The Realms of Consciousness
Krishna says in the Bhagavad Gita that individuals and societies succumb to the lower realms of consciousness as and when they cannot unearth the eternal and divine aspects of things. Their perception of the world is thus filtered by this consciousness. But the higher your consciousness rises the more you are able to perceive the very filters themselves and ultimately see beyond them. This state cannot be achieved through empirical means alone as it requires commitment to the spiritual practices embedded in the very traditions one is seeking to understand.
This is explained repeatedly throughout the Upanishads and Puranas yet routinely ignored by secular enthusiasts and academics. The reason is they have to ignore it (and systematically so) in order to preserve the ‘integrity’ of their historical consciousness. Historical consciousness refers to the sequencing and piecing together of tangible and intangible evidence of the Western and Abrahamic systems of thought and faith. It gives rise to endless dogmas and an impulse to destroy all elements of their own or others’ cultures that would sabotage this way of living and thinking. Hence, for them, denying Sanskrit’s inherent and independent sacredness is a categorical imperative.
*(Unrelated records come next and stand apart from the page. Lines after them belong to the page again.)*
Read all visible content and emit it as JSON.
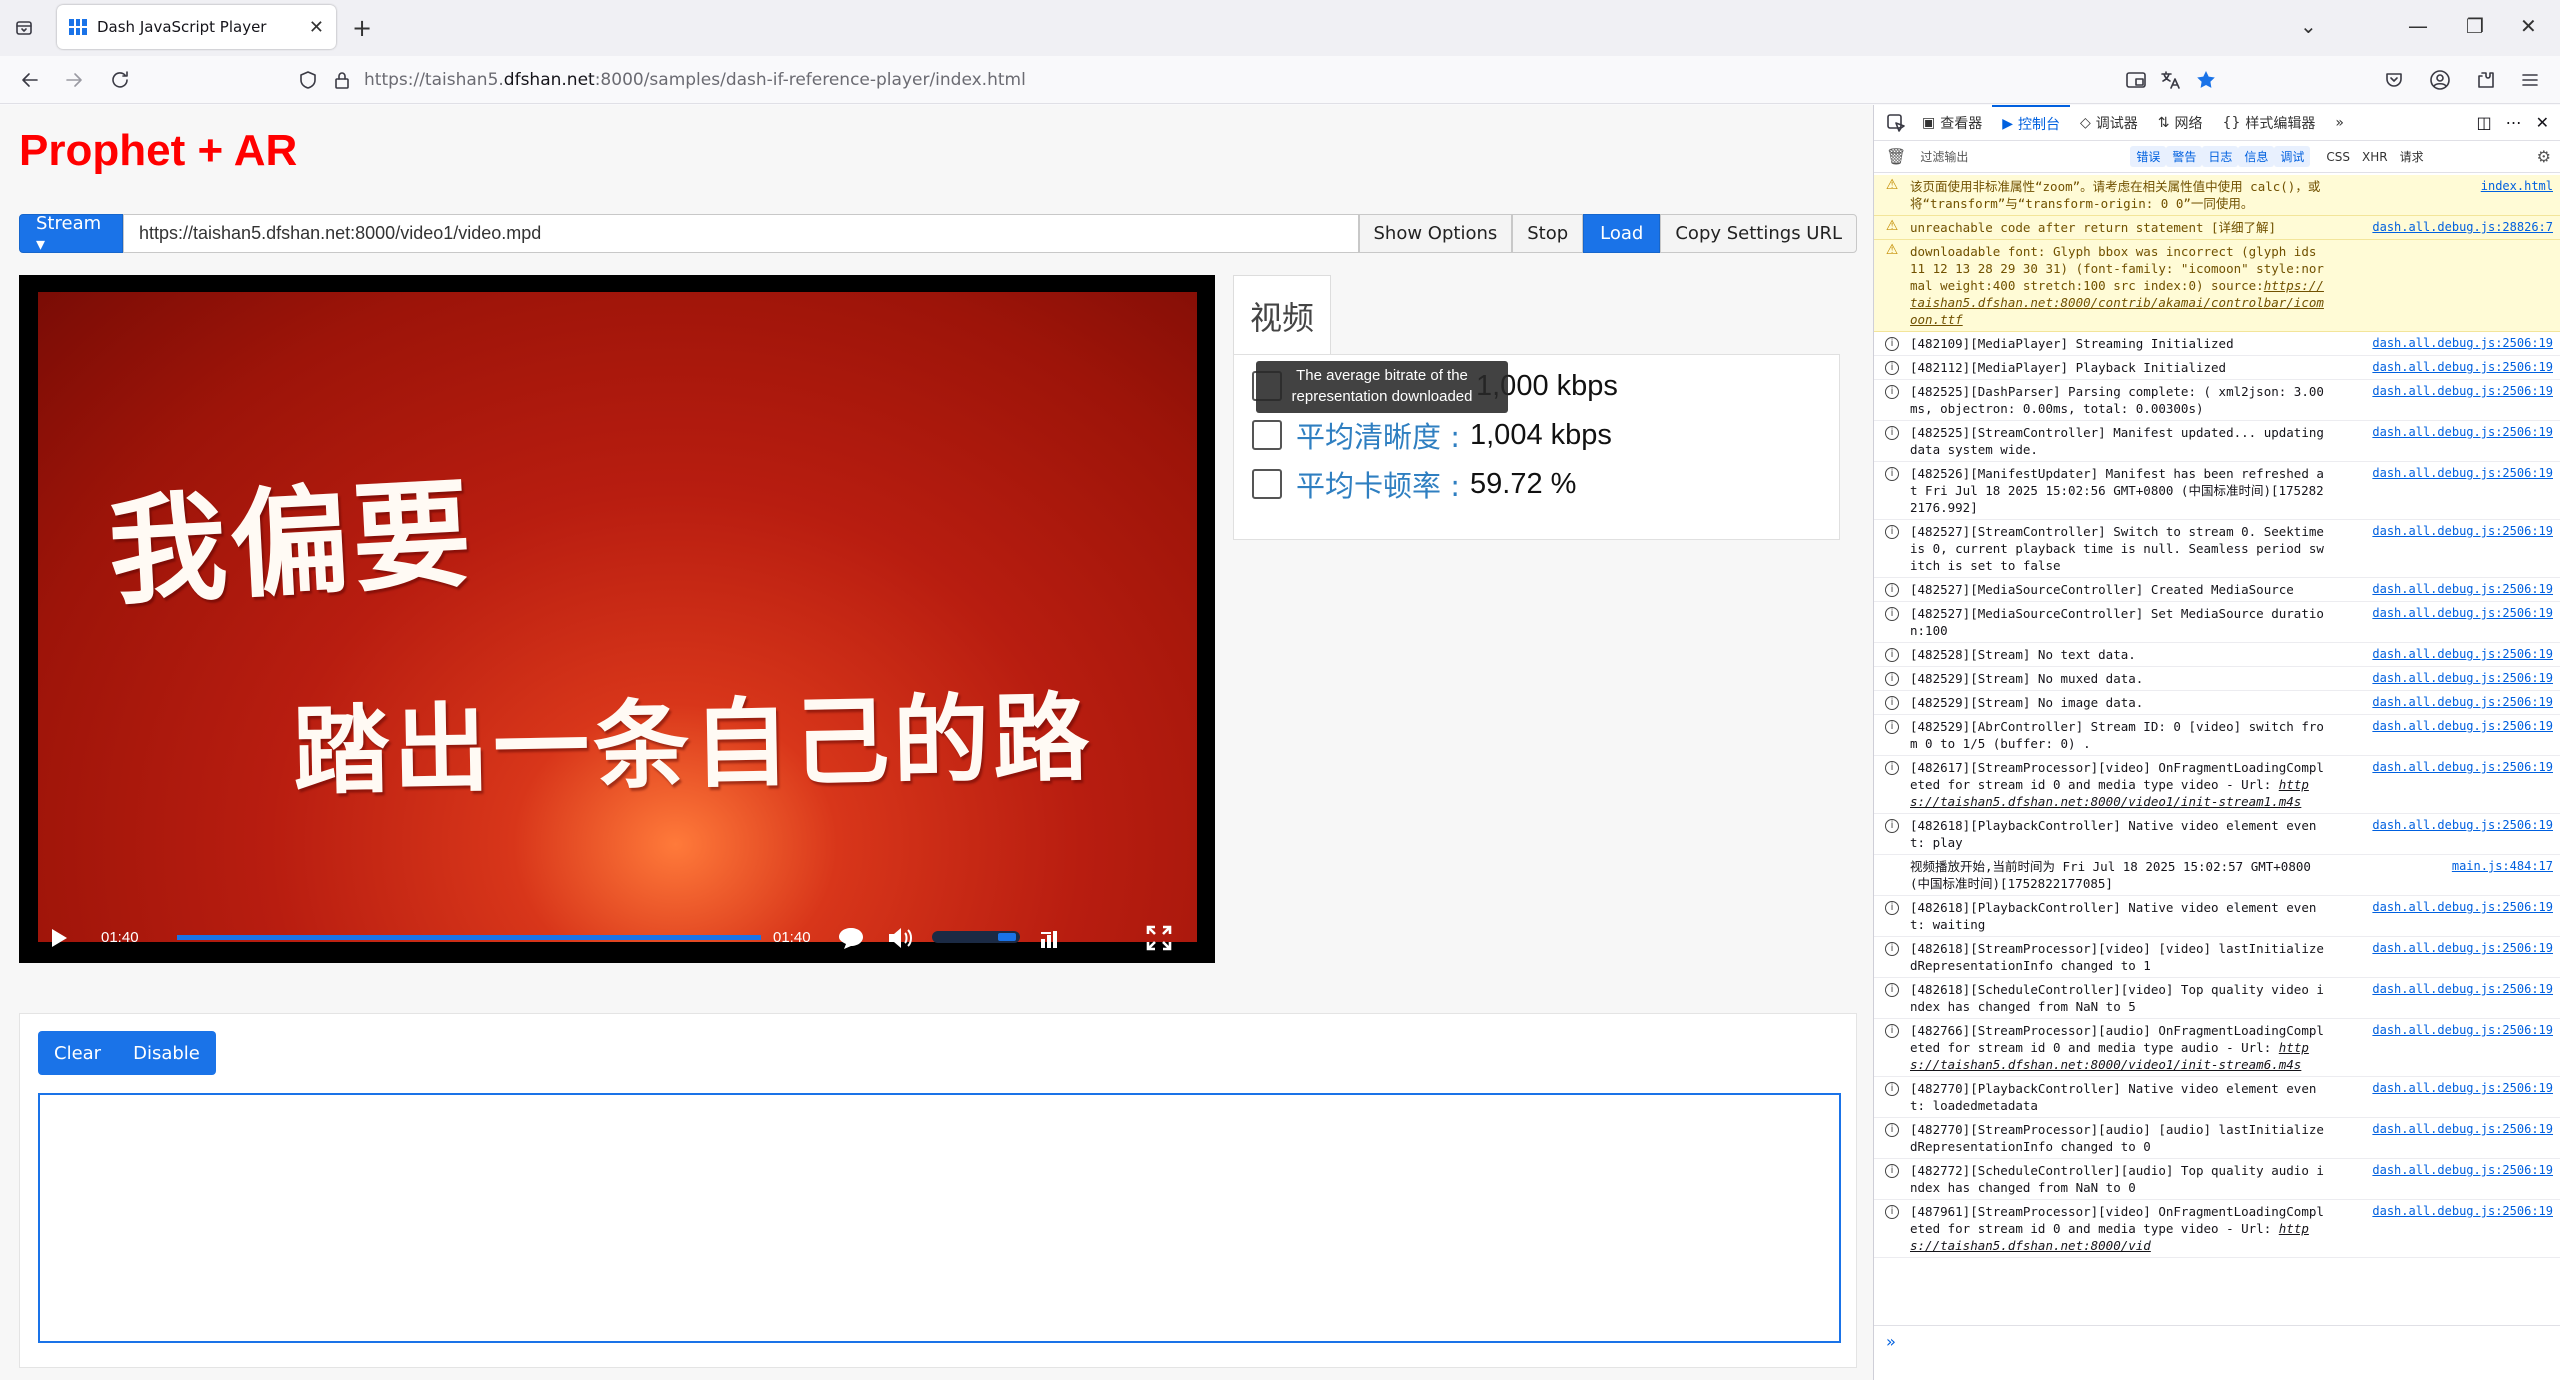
{
  "browser": {
    "tab_title": "Dash JavaScript Player",
    "tab_close": "✕",
    "new_tab": "+",
    "url_prefix": "https://taishan5.",
    "url_domain": "dfshan.net",
    "url_suffix": ":8000/samples/dash-if-reference-player/index.html"
  },
  "page": {
    "title": "Prophet + AR",
    "stream_btn": "Stream ▾",
    "stream_url": "https://taishan5.dfshan.net:8000/video1/video.mpd",
    "show_options": "Show Options",
    "stop": "Stop",
    "load": "Load",
    "copy_settings": "Copy Settings URL"
  },
  "video": {
    "line1": "我偏要",
    "line2": "踏出一条自己的路",
    "time_current": "01:40",
    "time_total": "01:40",
    "progress_fraction": 1.0
  },
  "stats": {
    "tab": "视频",
    "tooltip_line1": "The average bitrate of the",
    "tooltip_line2": "representation downloaded",
    "rows": [
      {
        "label": "",
        "value": "1,000 kbps"
      },
      {
        "label": "平均清晰度 :",
        "value": "1,004 kbps"
      },
      {
        "label": "平均卡顿率 :",
        "value": "59.72 %"
      }
    ]
  },
  "log": {
    "clear": "Clear",
    "disable": "Disable"
  },
  "devtools": {
    "tabs": [
      "查看器",
      "控制台",
      "调试器",
      "网络",
      "样式编辑器"
    ],
    "filter_placeholder": "过滤输出",
    "filters": [
      "错误",
      "警告",
      "日志",
      "信息",
      "调试",
      "CSS",
      "XHR",
      "请求"
    ],
    "messages": [
      {
        "type": "warn",
        "text": "该页面使用非标准属性“zoom”。请考虑在相关属性值中使用 calc()，或将“transform”与“transform-origin: 0 0”一同使用。",
        "src": "index.html"
      },
      {
        "type": "warn",
        "text": "unreachable code after return statement [详细了解]",
        "src": "dash.all.debug.js:28826:7"
      },
      {
        "type": "warn",
        "text": "downloadable font: Glyph bbox was incorrect (glyph ids 11 12 13 28 29 30 31) (font-family: \"icomoon\" style:normal weight:400 stretch:100 src index:0) source:",
        "link": "https://taishan5.dfshan.net:8000/contrib/akamai/controlbar/icomoon.ttf",
        "src": ""
      },
      {
        "type": "info",
        "text": "[482109][MediaPlayer] Streaming Initialized",
        "src": "dash.all.debug.js:2506:19"
      },
      {
        "type": "info",
        "text": "[482112][MediaPlayer] Playback Initialized",
        "src": "dash.all.debug.js:2506:19"
      },
      {
        "type": "info",
        "text": "[482525][DashParser] Parsing complete: ( xml2json: 3.00ms, objectron: 0.00ms, total: 0.00300s)",
        "src": "dash.all.debug.js:2506:19"
      },
      {
        "type": "info",
        "text": "[482525][StreamController] Manifest updated... updating data system wide.",
        "src": "dash.all.debug.js:2506:19"
      },
      {
        "type": "info",
        "text": "[482526][ManifestUpdater] Manifest has been refreshed at Fri Jul 18 2025 15:02:56 GMT+0800 (中国标准时间)[1752822176.992]",
        "src": "dash.all.debug.js:2506:19"
      },
      {
        "type": "info",
        "text": "[482527][StreamController] Switch to stream 0. Seektime is 0, current playback time is null. Seamless period switch is set to false",
        "src": "dash.all.debug.js:2506:19"
      },
      {
        "type": "info",
        "text": "[482527][MediaSourceController] Created MediaSource",
        "src": "dash.all.debug.js:2506:19"
      },
      {
        "type": "info",
        "text": "[482527][MediaSourceController] Set MediaSource duration:100",
        "src": "dash.all.debug.js:2506:19"
      },
      {
        "type": "info",
        "text": "[482528][Stream] No text data.",
        "src": "dash.all.debug.js:2506:19"
      },
      {
        "type": "info",
        "text": "[482529][Stream] No muxed data.",
        "src": "dash.all.debug.js:2506:19"
      },
      {
        "type": "info",
        "text": "[482529][Stream] No image data.",
        "src": "dash.all.debug.js:2506:19"
      },
      {
        "type": "info",
        "text": "[482529][AbrController] Stream ID: 0 [video] switch from 0 to 1/5 (buffer: 0) .",
        "src": "dash.all.debug.js:2506:19"
      },
      {
        "type": "info",
        "text": "[482617][StreamProcessor][video] OnFragmentLoadingCompleted for stream id 0 and media type video - Url: ",
        "link": "https://taishan5.dfshan.net:8000/video1/init-stream1.m4s",
        "src": "dash.all.debug.js:2506:19"
      },
      {
        "type": "info",
        "text": "[482618][PlaybackController] Native video element event: play",
        "src": "dash.all.debug.js:2506:19"
      },
      {
        "type": "plain",
        "text": "视频播放开始,当前时间为 Fri Jul 18 2025 15:02:57 GMT+0800 (中国标准时间)[1752822177085]",
        "src": "main.js:484:17"
      },
      {
        "type": "info",
        "text": "[482618][PlaybackController] Native video element event: waiting",
        "src": "dash.all.debug.js:2506:19"
      },
      {
        "type": "info",
        "text": "[482618][StreamProcessor][video] [video] lastInitializedRepresentationInfo changed to 1",
        "src": "dash.all.debug.js:2506:19"
      },
      {
        "type": "info",
        "text": "[482618][ScheduleController][video] Top quality video index has changed from NaN to 5",
        "src": "dash.all.debug.js:2506:19"
      },
      {
        "type": "info",
        "text": "[482766][StreamProcessor][audio] OnFragmentLoadingCompleted for stream id 0 and media type audio - Url: ",
        "link": "https://taishan5.dfshan.net:8000/video1/init-stream6.m4s",
        "src": "dash.all.debug.js:2506:19"
      },
      {
        "type": "info",
        "text": "[482770][PlaybackController] Native video element event: loadedmetadata",
        "src": "dash.all.debug.js:2506:19"
      },
      {
        "type": "info",
        "text": "[482770][StreamProcessor][audio] [audio] lastInitializedRepresentationInfo changed to 0",
        "src": "dash.all.debug.js:2506:19"
      },
      {
        "type": "info",
        "text": "[482772][ScheduleController][audio] Top quality audio index has changed from NaN to 0",
        "src": "dash.all.debug.js:2506:19"
      },
      {
        "type": "info",
        "text": "[487961][StreamProcessor][video] OnFragmentLoadingCompleted for stream id 0 and media type video - Url: ",
        "link": "https://taishan5.dfshan.net:8000/vid",
        "src": "dash.all.debug.js:2506:19"
      }
    ],
    "prompt": "»"
  }
}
Don’t Look Back
Finally, the Western discomfort with the past is something to be deeply analyzed. For the West, the past is something to be overcome and generally associated with our less evolved states of being.
There is no better evidence of this than the West’s obsession with progress. While there is no denying that progress is something to be coveted for us all, there is an assumption in the collective Western consciousness that all things not new are less good than those that are. This may be partially true for areas like technology but sets a scary stage when applied to social affairs, politics and personal development.
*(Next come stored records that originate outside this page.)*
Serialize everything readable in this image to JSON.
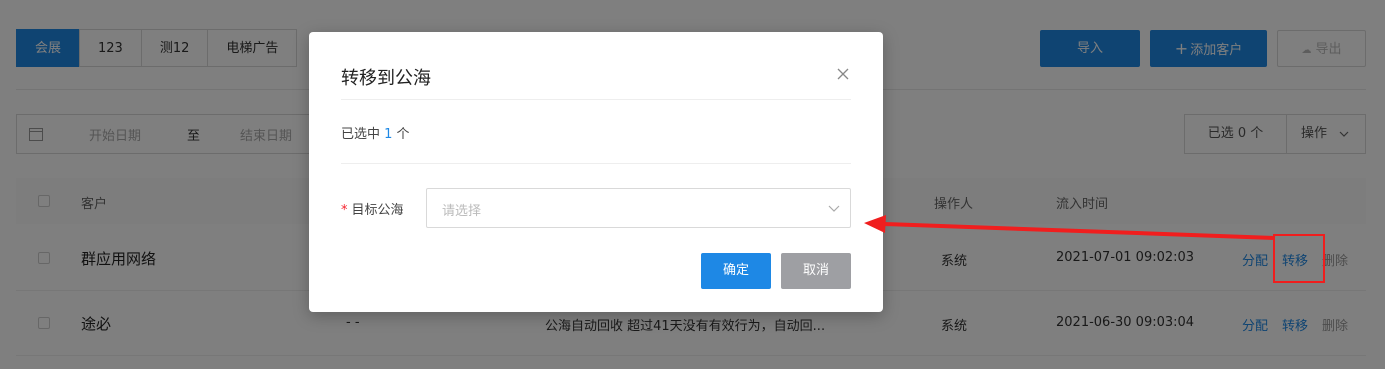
{
  "tabs": [
    "会展",
    "123",
    "测12",
    "电梯广告"
  ],
  "toolbar": {
    "import": "导入",
    "add_customer": "添加客户",
    "export": "导出"
  },
  "filter": {
    "start_placeholder": "开始日期",
    "to": "至",
    "end_placeholder": "结束日期"
  },
  "selection": {
    "count_label": "已选 0 个",
    "ops_label": "操作"
  },
  "table": {
    "headers": {
      "customer": "客户",
      "operator": "操作人",
      "inflow_time": "流入时间"
    },
    "rows": [
      {
        "name": "群应用网络",
        "col2": "",
        "reason": "",
        "operator": "系统",
        "time": "2021-07-01 09:02:03",
        "actions": [
          "分配",
          "转移",
          "删除"
        ]
      },
      {
        "name": "途必",
        "col2": "- -",
        "reason": "公海自动回收 超过41天没有有效行为，自动回...",
        "operator": "系统",
        "time": "2021-06-30 09:03:04",
        "actions": [
          "分配",
          "转移",
          "删除"
        ]
      }
    ]
  },
  "modal": {
    "title": "转移到公海",
    "selected_prefix": "已选中 ",
    "selected_count": "1",
    "selected_suffix": " 个",
    "required_mark": "*",
    "field_label": "目标公海",
    "field_placeholder": "请选择",
    "confirm": "确定",
    "cancel": "取消"
  },
  "colors": {
    "accent": "#1e88e5",
    "annotation": "#f01e1e",
    "cancel_bg": "#9e9fa3"
  },
  "icons": [
    "calendar-icon",
    "plus-icon",
    "cloud-download-icon",
    "chevron-down-icon",
    "close-icon",
    "annotation-arrow"
  ]
}
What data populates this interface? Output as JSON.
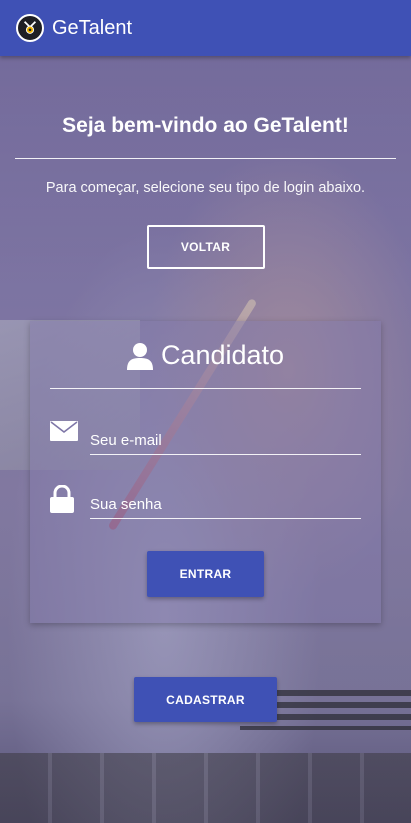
{
  "appbar": {
    "title": "GeTalent",
    "logo_icon": "helmet-logo-icon",
    "color": "#3f51b5"
  },
  "intro": {
    "welcome": "Seja bem-vindo ao GeTalent!",
    "subtitle": "Para começar, selecione seu tipo de login abaixo.",
    "back_label": "VOLTAR"
  },
  "login_card": {
    "title": "Candidato",
    "title_icon": "user-icon",
    "email": {
      "icon": "envelope-icon",
      "placeholder": "Seu e-mail",
      "value": ""
    },
    "password": {
      "icon": "lock-icon",
      "placeholder": "Sua senha",
      "value": ""
    },
    "submit_label": "ENTRAR"
  },
  "register_label": "CADASTRAR"
}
Infinity and Beyond
Such thinking, a byproduct of a historical consciousness that anchors itself to the realm of the finite, is dangerously limiting. The Abrahamic traditions, of which the most notable Western Indologists ascribe to, especially commit to a fixed point in time and space where the genesis of all creation including their own existence has come to be. How then can such thinkers be handed the keys to the matters of the infinite?
Superimposing this paradigm onto the traditions of Dharma relegates Sanskrit and sanskriti, by association, to an entirely secular experience riddled with worldly motives, as Pollock exclaims, and not something that descends from and is imbued with divinity. Not something that represents the experience of hundreds of millions in the past, in the present and the centuries to come.